Funding to help establish a city-wide public transport project in Davao City, the first in the country to deploy electric bus fleets at scale.
The Asian Development Bank (ADB) today approved a $1bn loan to help deploy electric bus fleets at scale in support of the Philippines’ efforts to reduce greenhouse gases and promote climate action. The project will build accessible bus stops, depots and terminals, and buy more than 1,000 buses.
The Davao Public Transport Modernization Project, ADB’s largest road-based public transport project in the Philippines, is expected to serve as a pilot for overhauling the country’s public road transport system. It will support the procurement of a modern fleet comprised of about 1,100 electric and Euro 5-standard diesel-fueled buses. The new fleet is expected to reduce 60% of annual greenhouse gas emissions from public transport in Davao City, the country’s third-largest city by population.
“The project is set to transform the quality of Davao City’s public transport and support the city’s rapid economic growth with a low-carbon and climate-resilient bus system,” said ADB senior transport specialist for Southeast Asia Shuji Kimura. “Not only will this support the Philippines’ climate goals, but it will help to improve the lives of vulnerable populations especially women and the young who use public transport daily,” he said.

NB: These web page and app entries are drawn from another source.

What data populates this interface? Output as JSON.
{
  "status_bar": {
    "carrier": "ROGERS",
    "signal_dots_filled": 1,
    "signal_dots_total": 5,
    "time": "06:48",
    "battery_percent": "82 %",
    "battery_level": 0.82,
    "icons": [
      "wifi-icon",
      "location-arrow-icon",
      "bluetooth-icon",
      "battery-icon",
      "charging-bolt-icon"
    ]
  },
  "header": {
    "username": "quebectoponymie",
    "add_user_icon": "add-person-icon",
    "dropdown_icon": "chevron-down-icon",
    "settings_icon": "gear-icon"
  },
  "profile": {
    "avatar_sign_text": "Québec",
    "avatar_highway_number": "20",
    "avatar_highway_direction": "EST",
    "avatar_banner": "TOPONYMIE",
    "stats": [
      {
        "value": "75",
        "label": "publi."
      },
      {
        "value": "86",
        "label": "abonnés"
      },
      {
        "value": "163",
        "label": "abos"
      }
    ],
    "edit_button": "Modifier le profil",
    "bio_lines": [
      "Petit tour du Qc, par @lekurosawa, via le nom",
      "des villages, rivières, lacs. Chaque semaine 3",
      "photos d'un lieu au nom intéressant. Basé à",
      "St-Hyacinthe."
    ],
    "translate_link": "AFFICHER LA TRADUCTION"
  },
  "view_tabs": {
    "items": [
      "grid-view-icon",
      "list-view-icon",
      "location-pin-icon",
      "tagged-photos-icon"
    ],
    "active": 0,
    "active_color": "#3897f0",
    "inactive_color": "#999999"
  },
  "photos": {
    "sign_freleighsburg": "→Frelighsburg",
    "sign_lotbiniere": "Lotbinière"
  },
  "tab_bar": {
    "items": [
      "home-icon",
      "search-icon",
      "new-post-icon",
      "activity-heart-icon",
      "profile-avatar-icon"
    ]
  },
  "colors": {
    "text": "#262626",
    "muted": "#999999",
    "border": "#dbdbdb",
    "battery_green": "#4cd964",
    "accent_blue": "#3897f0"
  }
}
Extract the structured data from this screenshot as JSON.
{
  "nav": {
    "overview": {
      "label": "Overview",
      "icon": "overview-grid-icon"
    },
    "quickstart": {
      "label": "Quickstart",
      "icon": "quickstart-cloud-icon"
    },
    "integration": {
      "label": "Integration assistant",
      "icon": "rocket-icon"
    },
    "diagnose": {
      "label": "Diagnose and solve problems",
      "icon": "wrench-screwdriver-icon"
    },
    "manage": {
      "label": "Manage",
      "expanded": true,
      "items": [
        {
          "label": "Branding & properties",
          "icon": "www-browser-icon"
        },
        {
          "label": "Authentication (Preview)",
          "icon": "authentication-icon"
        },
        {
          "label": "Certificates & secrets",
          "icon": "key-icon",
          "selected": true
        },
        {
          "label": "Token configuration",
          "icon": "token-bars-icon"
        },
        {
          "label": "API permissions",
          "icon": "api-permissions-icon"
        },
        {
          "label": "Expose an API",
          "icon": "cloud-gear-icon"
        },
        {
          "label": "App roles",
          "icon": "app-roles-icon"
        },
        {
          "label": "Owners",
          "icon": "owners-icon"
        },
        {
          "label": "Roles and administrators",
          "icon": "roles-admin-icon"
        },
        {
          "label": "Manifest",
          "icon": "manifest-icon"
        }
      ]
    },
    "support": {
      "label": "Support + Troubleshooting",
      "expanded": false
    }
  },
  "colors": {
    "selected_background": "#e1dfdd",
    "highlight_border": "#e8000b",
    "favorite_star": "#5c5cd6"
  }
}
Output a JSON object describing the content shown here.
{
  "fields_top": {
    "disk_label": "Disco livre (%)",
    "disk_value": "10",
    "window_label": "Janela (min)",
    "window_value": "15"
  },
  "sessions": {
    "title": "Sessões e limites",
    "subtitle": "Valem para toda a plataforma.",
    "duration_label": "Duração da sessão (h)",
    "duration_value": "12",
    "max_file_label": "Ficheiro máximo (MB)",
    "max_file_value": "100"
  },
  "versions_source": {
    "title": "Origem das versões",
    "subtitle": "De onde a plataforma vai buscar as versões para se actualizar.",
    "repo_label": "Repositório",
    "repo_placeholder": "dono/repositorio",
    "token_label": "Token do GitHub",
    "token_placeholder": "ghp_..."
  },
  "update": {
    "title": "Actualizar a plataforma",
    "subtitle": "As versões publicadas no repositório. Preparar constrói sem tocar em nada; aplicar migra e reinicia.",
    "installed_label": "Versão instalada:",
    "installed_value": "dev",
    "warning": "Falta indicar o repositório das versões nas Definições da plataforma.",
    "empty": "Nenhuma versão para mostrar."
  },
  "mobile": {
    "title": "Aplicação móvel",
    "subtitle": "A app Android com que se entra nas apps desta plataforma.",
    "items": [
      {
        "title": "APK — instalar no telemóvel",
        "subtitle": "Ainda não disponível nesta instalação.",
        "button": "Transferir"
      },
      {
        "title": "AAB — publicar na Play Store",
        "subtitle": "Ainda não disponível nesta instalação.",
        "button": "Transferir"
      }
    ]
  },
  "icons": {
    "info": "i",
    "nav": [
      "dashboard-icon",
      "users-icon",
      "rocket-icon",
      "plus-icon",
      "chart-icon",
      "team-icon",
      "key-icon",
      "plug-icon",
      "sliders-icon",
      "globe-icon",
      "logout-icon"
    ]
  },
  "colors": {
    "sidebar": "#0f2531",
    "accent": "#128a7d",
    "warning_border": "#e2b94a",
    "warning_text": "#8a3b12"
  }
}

The project will service about 800,000 passengers per day. It also includes the construction of around 1,000 bus stops with bright lighting and shelters, five bus depots and three bus terminals and provide bus driving training for the new system. The project will upgrade the city’s public transport experience via an intelligent transport system that includes a bus location system, automatic fare collection systems and Wi-Fi connectivity in buses, terminals and depots.
Uban development is becoming a major focus for ADB financing and it has also announced $200m for the Rajasthan Secondary Towns Development Sector Project to improve water supply and sanitation systems and support the enhancement of urban resilience and heritage living in India.
The ongoing project has so far laid 1,451km of water supply pipes, 1,110km of sewer pipes and connected 68,098 households to water services in selected secondary towns in Rajasthan.
“ADB is committed to supporting the government in addressing complex urban development challenges by providing high-quality urban infrastructure and services and fostering the health and wellbeing of its residents,” said ADB principal urban development specialist for South Asia Na Won Kim. “This additional ADB funding will have diversified interventions beyond water supply and sanitation and incorporate various innovative and climate-resilient solutions,” he said.
The loan will improve water supply systems in at least seven project towns by converting all groundwater sources to surface water, replacing about 700km of leaking water pipes, installing 1,400km of new water supply pipelines and providing 77,000 households connections with water meters. It will also establish three new water treatment plants.
Sanitation systems will be upgraded in at least eight project towns by rehabilitating about 580km of sewers, building seven sewage treatment plants with co-treatment units to process fecal sludge and septage and connecting more than 50,000 households to the sewage system.